Iran’s Foreign Minister Mohammad Javad Zarif visited Russian President Vladimir Putin on Wednesday for discussions on the July 2015 nuclear deal and on the Syrian crisis.
Zarif travelled to Sochi in southern Russia as Iran tries to detach other powers from US sanctions and pressure on Tehran around and beyond the nuclear agreement with the 5+1 Powers (US, Russia, UK, France, Germany, and China).
Facing further damage to its hopes of economic recovery, after the US Congress imposed more restrictions, Iranian leaders including President Rouhani have called on European powers to reject the American line and develop their trade and investment links with the Islamic Republic.

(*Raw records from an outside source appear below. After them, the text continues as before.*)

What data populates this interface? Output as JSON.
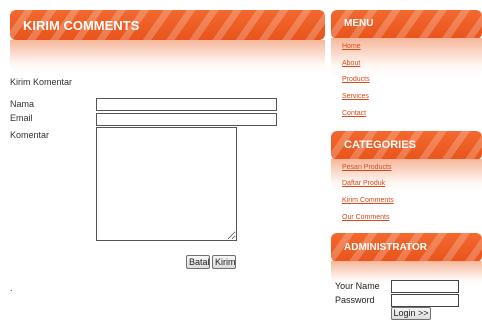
{
  "main": {
    "header_title": "KIRIM COMMENTS",
    "form_title": "Kirim Komentar",
    "fields": {
      "nama_label": "Nama",
      "email_label": "Email",
      "komentar_label": "Komentar",
      "nama_value": "",
      "email_value": "",
      "komentar_value": ""
    },
    "buttons": {
      "batal": "Batal",
      "kirim": "Kirim"
    },
    "footer_dot": "."
  },
  "sidebar": {
    "menu": {
      "title": "MENU",
      "items": [
        "Home",
        "About",
        "Products",
        "Services",
        "Contact"
      ]
    },
    "categories": {
      "title": "CATEGORIES",
      "items": [
        "Pesan Products",
        "Daftar Produk",
        "Kirim Comments",
        "Our Comments"
      ]
    },
    "admin": {
      "title": "ADMINISTRATOR",
      "name_label": "Your Name",
      "password_label": "Password",
      "login_button": "Login >>"
    }
  },
  "colors": {
    "accent": "#e8541c",
    "link": "#d94a1a"
  }
}
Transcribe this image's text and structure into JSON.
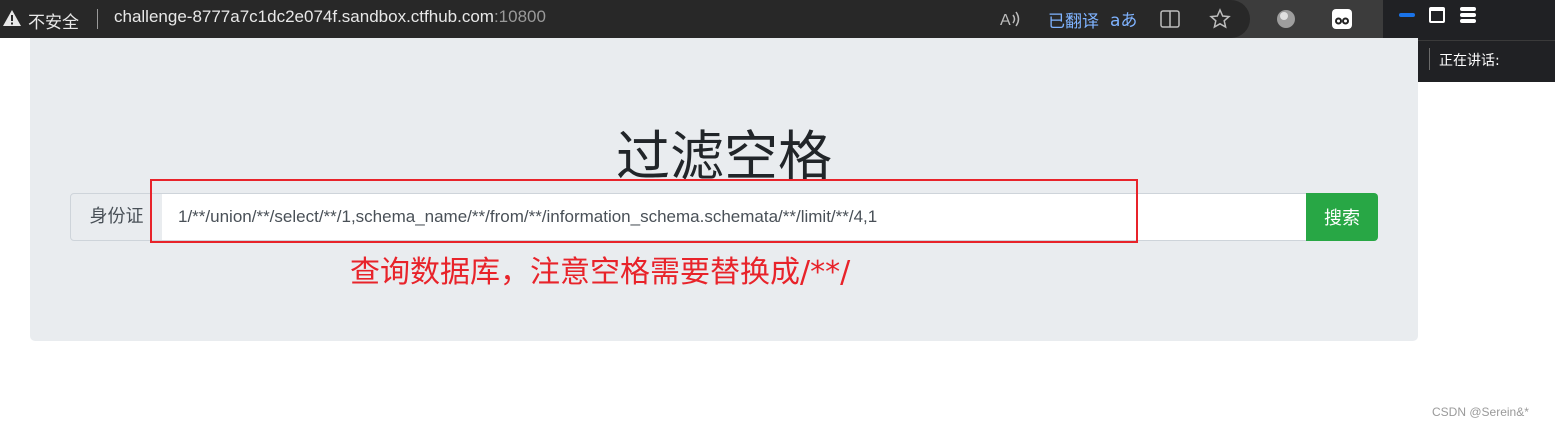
{
  "browser": {
    "security_label": "不安全",
    "url_host": "challenge-8777a7c1dc2e074f.sandbox.ctfhub.com",
    "url_port": ":10800",
    "translated_label": "已翻译",
    "icons": [
      "warning-icon",
      "read-aloud-icon",
      "translate-icon",
      "split-screen-icon",
      "favorite-star-icon",
      "extension-globe-icon",
      "extension-owl-icon"
    ]
  },
  "meeting_panel": {
    "speaking_label": "正在讲话:",
    "icons": [
      "minimize-icon",
      "restore-icon",
      "menu-icon",
      "mic-muted-icon"
    ]
  },
  "page": {
    "title": "过滤空格",
    "input_prefix": "身份证",
    "input_value": "1/**/union/**/select/**/1,schema_name/**/from/**/information_schema.schemata/**/limit/**/4,1",
    "search_label": "搜索"
  },
  "annotation": {
    "text": "查询数据库，注意空格需要替换成/**/",
    "color": "#e8232a"
  },
  "watermark": "CSDN @Serein&*",
  "colors": {
    "search_button": "#28a745",
    "jumbotron_bg": "#e9ecef",
    "link_blue": "#7fb3ff"
  }
}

Zarif said after the Putin meeting, which also included Russian Foreign Minister Sergei Lavrov, that the discussion was “substantial and positive”:

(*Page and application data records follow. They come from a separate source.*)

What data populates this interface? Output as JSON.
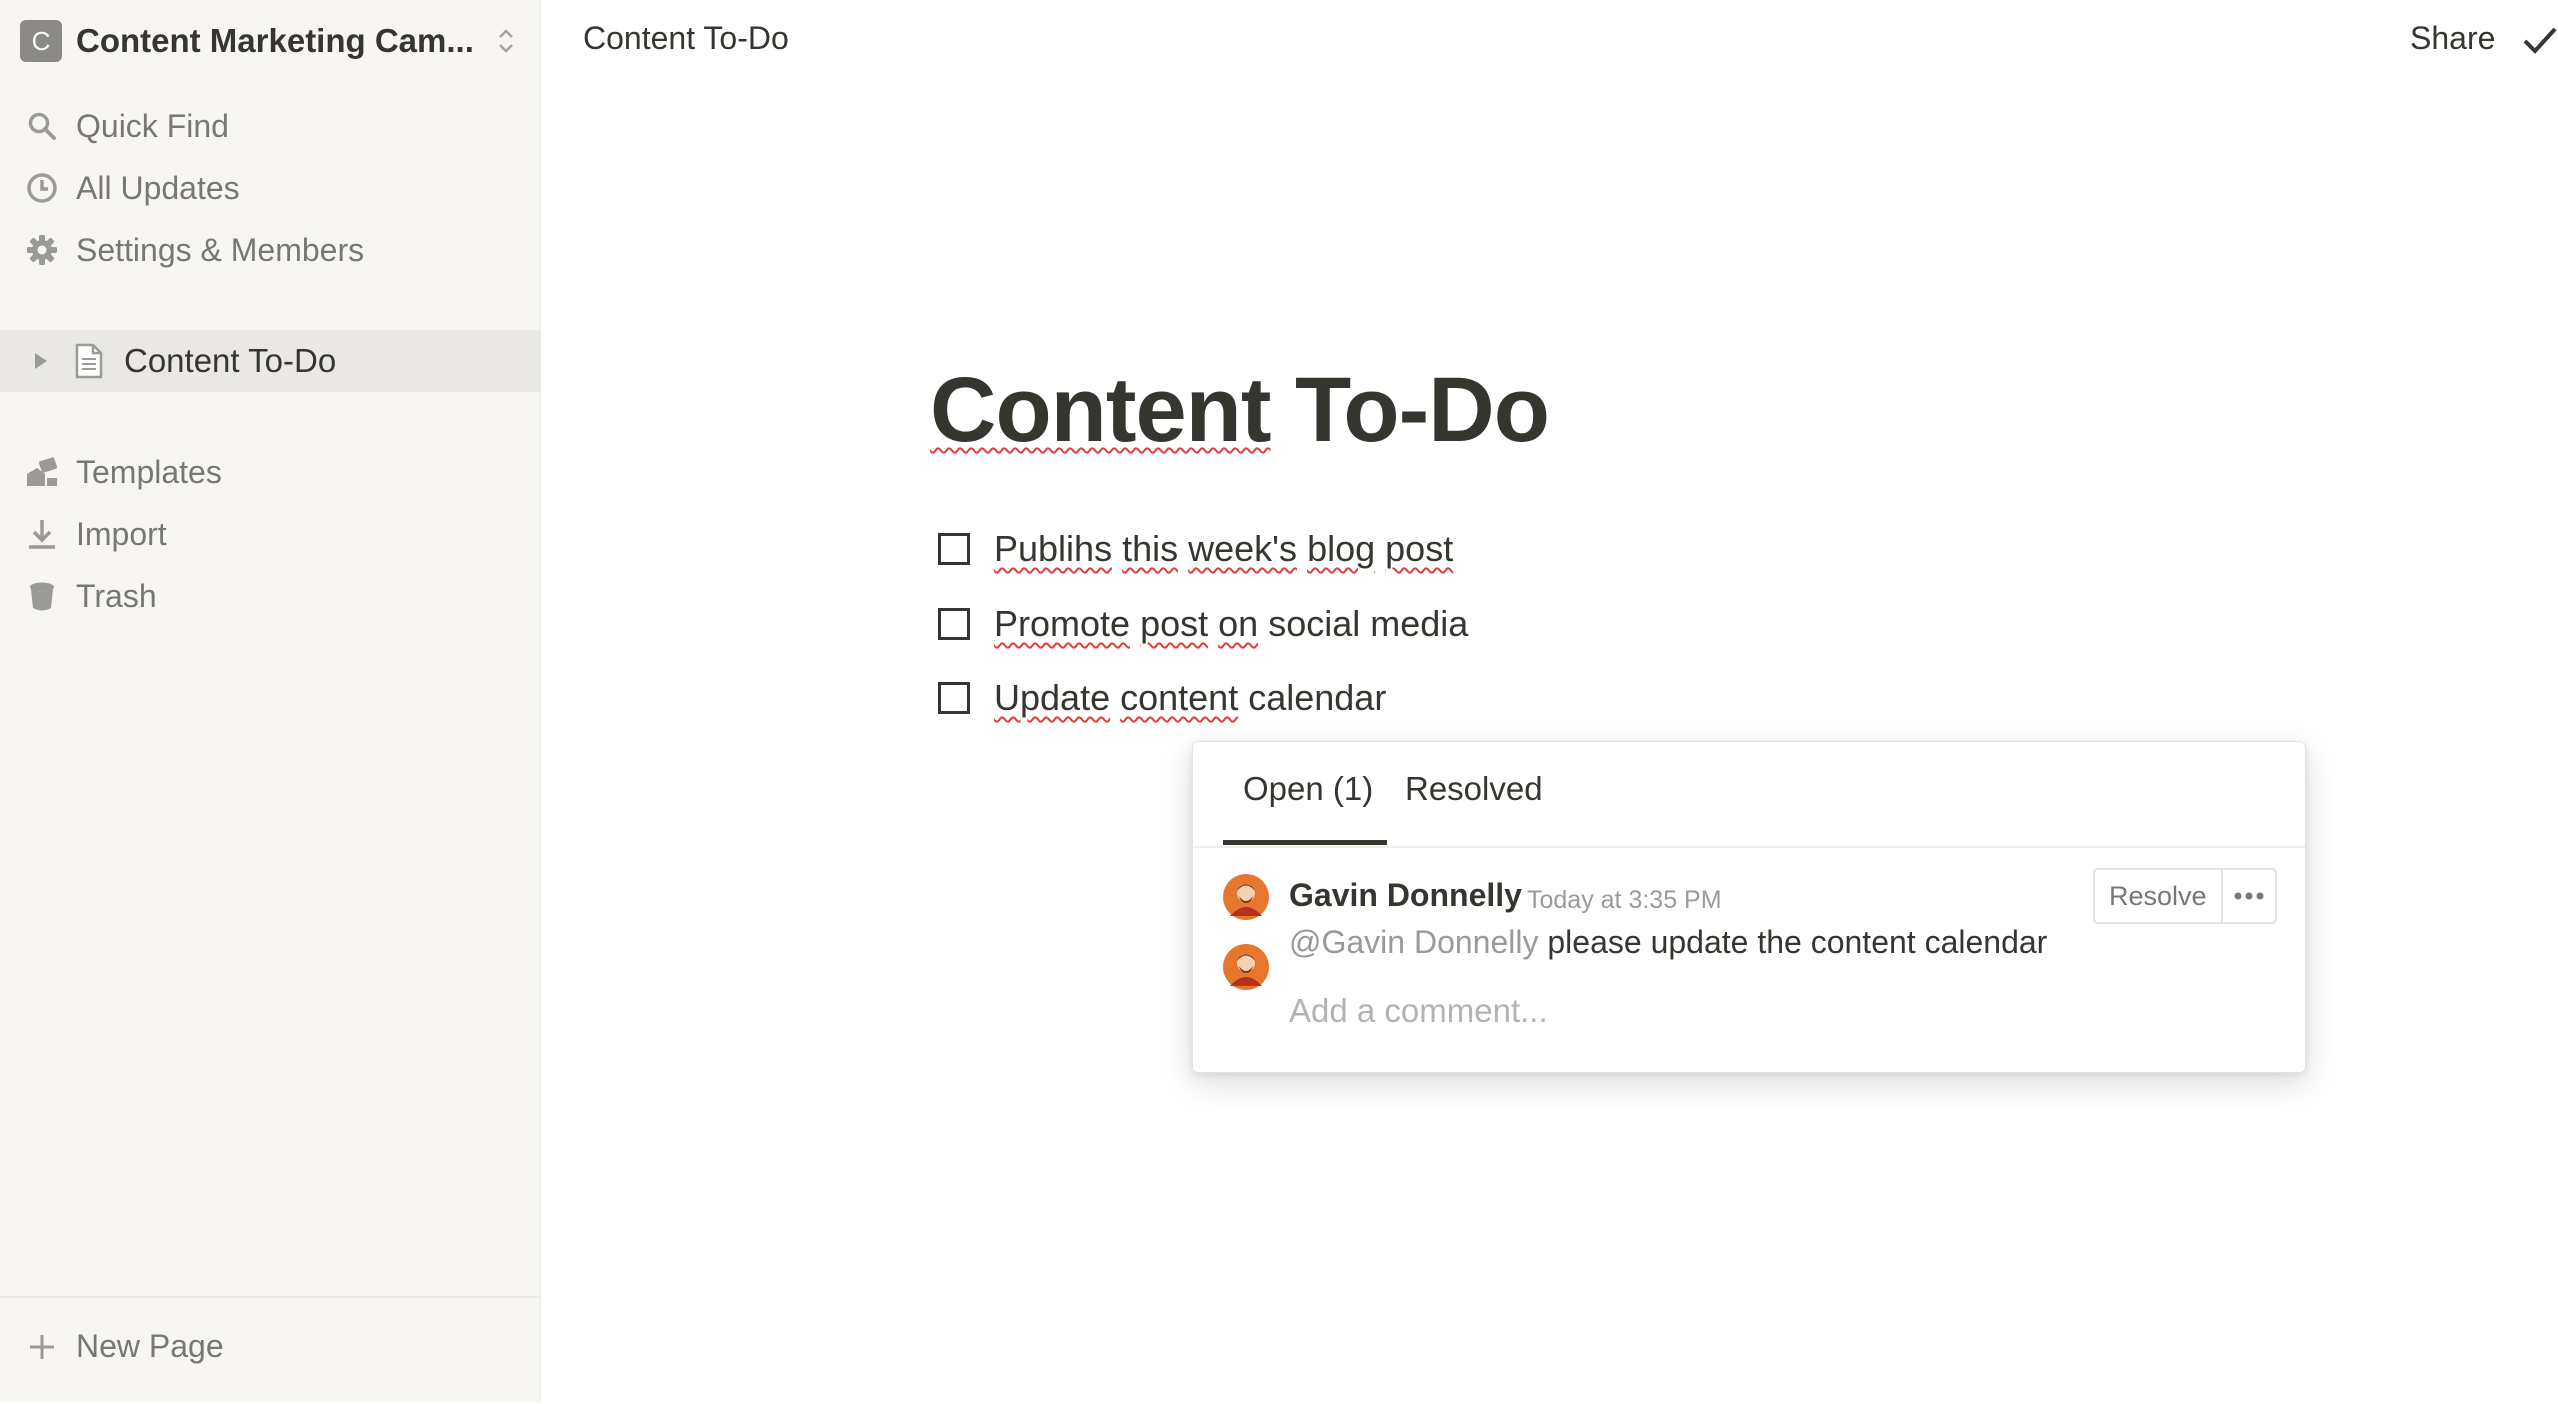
{
  "sidebar": {
    "workspace": {
      "initial": "C",
      "name": "Content Marketing Cam..."
    },
    "top_items": [
      {
        "label": "Quick Find",
        "icon": "search-icon"
      },
      {
        "label": "All Updates",
        "icon": "clock-icon"
      },
      {
        "label": "Settings & Members",
        "icon": "gear-icon"
      }
    ],
    "pages": [
      {
        "label": "Content To-Do",
        "icon": "document-icon"
      }
    ],
    "bottom_items": [
      {
        "label": "Templates",
        "icon": "templates-icon"
      },
      {
        "label": "Import",
        "icon": "import-icon"
      },
      {
        "label": "Trash",
        "icon": "trash-icon"
      }
    ],
    "new_page_label": "New Page"
  },
  "topbar": {
    "breadcrumb": "Content To-Do",
    "share_label": "Share"
  },
  "page": {
    "title": "Content To-Do",
    "todos": [
      {
        "text": "Publihs this week's blog post",
        "checked": false
      },
      {
        "text": "Promote post on social media",
        "checked": false
      },
      {
        "text": "Update content calendar",
        "checked": false
      }
    ]
  },
  "comments": {
    "tabs": [
      {
        "label": "Open (1)",
        "active": true
      },
      {
        "label": "Resolved",
        "active": false
      }
    ],
    "thread": {
      "author": "Gavin Donnelly",
      "timestamp": "Today at 3:35 PM",
      "mention": "@Gavin Donnelly",
      "body": "please update the content calendar",
      "resolve_label": "Resolve"
    },
    "add_placeholder": "Add a comment..."
  },
  "colors": {
    "sidebar_bg": "#f7f6f3",
    "text": "#37352f",
    "muted": "#787774",
    "spellcheck": "#e03e3e",
    "avatar_orange": "#e8772e"
  }
}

The Islamic Republic of Iran has so far fulfilled all its commitments concerning the JCPOA [Joint Comprehensive Plan of Action], but unfortunately certain sides have not stayed committed as they should. Today, we stress that this is an international and multilateral agreement and that all sides should adhere to it.

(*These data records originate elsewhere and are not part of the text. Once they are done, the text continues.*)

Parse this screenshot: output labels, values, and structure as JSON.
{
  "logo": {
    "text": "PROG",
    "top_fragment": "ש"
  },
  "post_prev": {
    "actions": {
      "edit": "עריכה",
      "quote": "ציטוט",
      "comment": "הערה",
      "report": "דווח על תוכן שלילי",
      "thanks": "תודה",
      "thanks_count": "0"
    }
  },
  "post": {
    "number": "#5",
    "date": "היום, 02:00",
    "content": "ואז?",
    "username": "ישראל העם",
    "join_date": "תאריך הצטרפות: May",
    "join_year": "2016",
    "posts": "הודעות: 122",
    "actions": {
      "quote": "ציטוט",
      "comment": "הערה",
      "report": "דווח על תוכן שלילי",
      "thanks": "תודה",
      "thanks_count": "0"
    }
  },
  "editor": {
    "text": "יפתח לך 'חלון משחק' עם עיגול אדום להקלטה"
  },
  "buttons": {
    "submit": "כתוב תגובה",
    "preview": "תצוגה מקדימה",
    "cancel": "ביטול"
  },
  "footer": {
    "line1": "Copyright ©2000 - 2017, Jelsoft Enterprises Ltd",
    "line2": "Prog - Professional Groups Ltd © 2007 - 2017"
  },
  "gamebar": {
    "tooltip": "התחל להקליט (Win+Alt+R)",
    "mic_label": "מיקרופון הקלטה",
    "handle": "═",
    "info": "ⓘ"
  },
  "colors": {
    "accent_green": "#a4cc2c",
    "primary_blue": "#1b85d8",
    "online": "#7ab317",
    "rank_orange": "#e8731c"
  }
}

Zarif also referred to conversation about Syria, where both Russia and Iran are essential allies of the Assad regime.
Another round of political talks are forthcoming in the Kazakh capital Astana. The position of pro-Assad forces is strengthening, with surrenders of some opposition areas and advances against the Islamic State. However, questions remain over whether the Assad regime will be allowed to pursue its quest for the total defeat of opponents. Russia has instead pursued “de-escalation zones” from the north to the south, raising doubts over whether pro-Assad forces can pursue the conquest of Idlib Province in northwest Syria.
Russia and Iran also face the issue of a de facto Syrian Kurdish autonomy: the Kurdish militia YPG, in the Syrian Democratic Forces, has taken over more ISIS territory and is pursuing the final capture of the city of Raqqa.